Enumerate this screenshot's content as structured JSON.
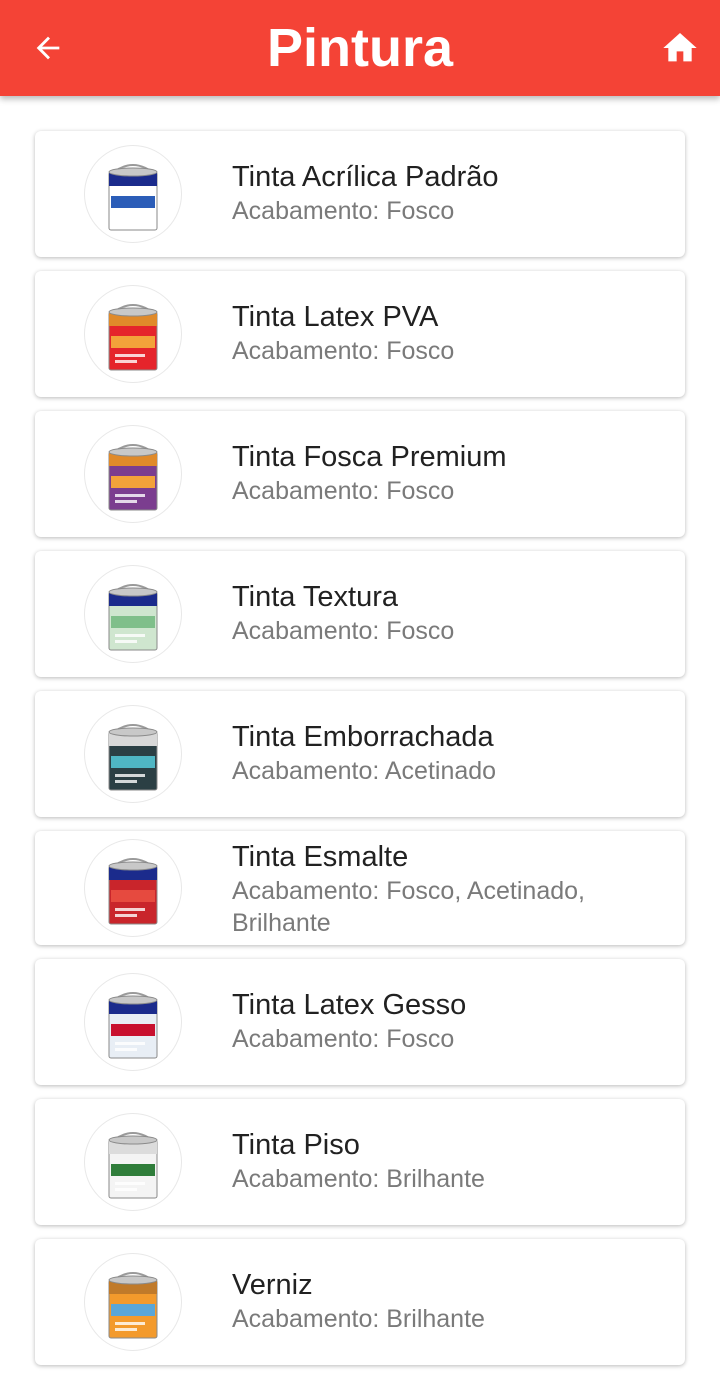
{
  "header": {
    "title": "Pintura",
    "background": "#f44336",
    "back_icon": "arrow-back-icon",
    "home_icon": "home-icon"
  },
  "products": [
    {
      "name": "Tinta Acrílica Padrão",
      "finish": "Acabamento: Fosco",
      "can_top": "#1b2b8c",
      "can_body": "#ffffff",
      "label_color": "#2b5db8"
    },
    {
      "name": "Tinta Latex PVA",
      "finish": "Acabamento: Fosco",
      "can_top": "#e08a2a",
      "can_body": "#e5242b",
      "label_color": "#f3a23a"
    },
    {
      "name": "Tinta Fosca Premium",
      "finish": "Acabamento: Fosco",
      "can_top": "#e08a2a",
      "can_body": "#7b3d8f",
      "label_color": "#f3a23a"
    },
    {
      "name": "Tinta Textura",
      "finish": "Acabamento: Fosco",
      "can_top": "#1b2b8c",
      "can_body": "#cfe6cf",
      "label_color": "#7fbf8a"
    },
    {
      "name": "Tinta Emborrachada",
      "finish": "Acabamento: Acetinado",
      "can_top": "#d8d8d8",
      "can_body": "#2b3f44",
      "label_color": "#4fb6c4"
    },
    {
      "name": "Tinta Esmalte",
      "finish": "Acabamento: Fosco, Acetinado, Brilhante",
      "can_top": "#1b2b8c",
      "can_body": "#c9252b",
      "label_color": "#e64a3f"
    },
    {
      "name": "Tinta Latex Gesso",
      "finish": "Acabamento: Fosco",
      "can_top": "#1b2b8c",
      "can_body": "#e8eef5",
      "label_color": "#c8102e"
    },
    {
      "name": "Tinta Piso",
      "finish": "Acabamento: Brilhante",
      "can_top": "#dcdcdc",
      "can_body": "#f4f4f4",
      "label_color": "#2f7d3a"
    },
    {
      "name": "Verniz",
      "finish": "Acabamento: Brilhante",
      "can_top": "#c07a2a",
      "can_body": "#f39a2c",
      "label_color": "#5aa6d8"
    }
  ]
}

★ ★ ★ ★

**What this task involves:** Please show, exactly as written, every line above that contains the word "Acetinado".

**Answer box:**
      "finish": "Acabamento: Acetinado",
      "finish": "Acabamento: Fosco, Acetinado, Brilhante",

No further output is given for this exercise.